◆ Exercise details ◆
Output the data below exactly.

◆ Items from a dataset ◆
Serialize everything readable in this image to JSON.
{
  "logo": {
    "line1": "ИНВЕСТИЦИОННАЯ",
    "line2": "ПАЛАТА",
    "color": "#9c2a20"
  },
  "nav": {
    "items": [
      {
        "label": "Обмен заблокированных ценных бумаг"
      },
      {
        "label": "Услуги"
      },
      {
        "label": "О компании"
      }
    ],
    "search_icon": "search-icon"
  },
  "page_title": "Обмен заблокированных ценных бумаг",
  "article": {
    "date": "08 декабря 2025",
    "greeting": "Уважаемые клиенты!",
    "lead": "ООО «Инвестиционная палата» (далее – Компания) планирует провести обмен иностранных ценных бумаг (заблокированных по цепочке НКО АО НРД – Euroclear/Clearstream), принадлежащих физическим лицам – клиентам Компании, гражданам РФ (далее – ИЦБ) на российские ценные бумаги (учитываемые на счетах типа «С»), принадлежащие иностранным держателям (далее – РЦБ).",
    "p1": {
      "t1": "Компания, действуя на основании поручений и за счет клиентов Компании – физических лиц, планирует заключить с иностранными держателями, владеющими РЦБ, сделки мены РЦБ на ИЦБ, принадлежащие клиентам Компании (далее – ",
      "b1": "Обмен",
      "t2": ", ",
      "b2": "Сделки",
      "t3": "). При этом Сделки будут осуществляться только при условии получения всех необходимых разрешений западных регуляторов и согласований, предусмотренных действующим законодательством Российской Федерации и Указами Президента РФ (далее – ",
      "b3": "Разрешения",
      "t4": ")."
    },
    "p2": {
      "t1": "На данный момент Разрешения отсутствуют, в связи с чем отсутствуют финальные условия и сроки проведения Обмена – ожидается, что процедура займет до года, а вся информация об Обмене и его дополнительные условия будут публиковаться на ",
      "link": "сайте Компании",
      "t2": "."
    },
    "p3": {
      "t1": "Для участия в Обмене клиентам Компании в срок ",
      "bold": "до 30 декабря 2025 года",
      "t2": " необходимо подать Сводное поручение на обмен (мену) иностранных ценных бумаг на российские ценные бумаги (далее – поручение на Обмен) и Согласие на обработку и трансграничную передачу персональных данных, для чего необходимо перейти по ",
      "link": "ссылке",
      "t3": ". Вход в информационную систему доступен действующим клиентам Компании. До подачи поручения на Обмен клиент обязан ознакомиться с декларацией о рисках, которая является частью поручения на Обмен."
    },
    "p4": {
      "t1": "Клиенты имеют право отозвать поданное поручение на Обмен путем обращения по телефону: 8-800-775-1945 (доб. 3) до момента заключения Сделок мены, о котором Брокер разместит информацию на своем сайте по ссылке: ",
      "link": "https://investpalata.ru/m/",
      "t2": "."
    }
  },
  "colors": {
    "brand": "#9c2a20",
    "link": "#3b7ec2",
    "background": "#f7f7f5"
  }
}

◆ Your solution ◆
Serialize everything readable in this image to JSON.
{
  "logo": {
    "line1": "ИНВЕСТИЦИОННАЯ",
    "line2": "ПАЛАТА",
    "color": "#9c2a20"
  },
  "nav": {
    "items": [
      {
        "label": "Обмен заблокированных ценных бумаг"
      },
      {
        "label": "Услуги"
      },
      {
        "label": "О компании"
      }
    ],
    "search_icon": "search-icon"
  },
  "page_title": "Обмен заблокированных ценных бумаг",
  "article": {
    "date": "08 декабря 2025",
    "greeting": "Уважаемые клиенты!",
    "lead": "ООО «Инвестиционная палата» (далее – Компания) планирует провести обмен иностранных ценных бумаг (заблокированных по цепочке НКО АО НРД – Euroclear/Clearstream), принадлежащих физическим лицам – клиентам Компании, гражданам РФ (далее – ИЦБ) на российские ценные бумаги (учитываемые на счетах типа «С»), принадлежащие иностранным держателям (далее – РЦБ).",
    "p1": {
      "t1": "Компания, действуя на основании поручений и за счет клиентов Компании – физических лиц, планирует заключить с иностранными держателями, владеющими РЦБ, сделки мены РЦБ на ИЦБ, принадлежащие клиентам Компании (далее – ",
      "b1": "Обмен",
      "t2": ", ",
      "b2": "Сделки",
      "t3": "). При этом Сделки будут осуществляться только при условии получения всех необходимых разрешений западных регуляторов и согласований, предусмотренных действующим законодательством Российской Федерации и Указами Президента РФ (далее – ",
      "b3": "Разрешения",
      "t4": ")."
    },
    "p2": {
      "t1": "На данный момент Разрешения отсутствуют, в связи с чем отсутствуют финальные условия и сроки проведения Обмена – ожидается, что процедура займет до года, а вся информация об Обмене и его дополнительные условия будут публиковаться на ",
      "link": "сайте Компании",
      "t2": "."
    },
    "p3": {
      "t1": "Для участия в Обмене клиентам Компании в срок ",
      "bold": "до 30 декабря 2025 года",
      "t2": " необходимо подать Сводное поручение на обмен (мену) иностранных ценных бумаг на российские ценные бумаги (далее – поручение на Обмен) и Согласие на обработку и трансграничную передачу персональных данных, для чего необходимо перейти по ",
      "link": "ссылке",
      "t3": ". Вход в информационную систему доступен действующим клиентам Компании. До подачи поручения на Обмен клиент обязан ознакомиться с декларацией о рисках, которая является частью поручения на Обмен."
    },
    "p4": {
      "t1": "Клиенты имеют право отозвать поданное поручение на Обмен путем обращения по телефону: 8-800-775-1945 (доб. 3) до момента заключения Сделок мены, о котором Брокер разместит информацию на своем сайте по ссылке: ",
      "link": "https://investpalata.ru/m/",
      "t2": "."
    }
  },
  "colors": {
    "brand": "#9c2a20",
    "link": "#3b7ec2",
    "background": "#f7f7f5"
  }
}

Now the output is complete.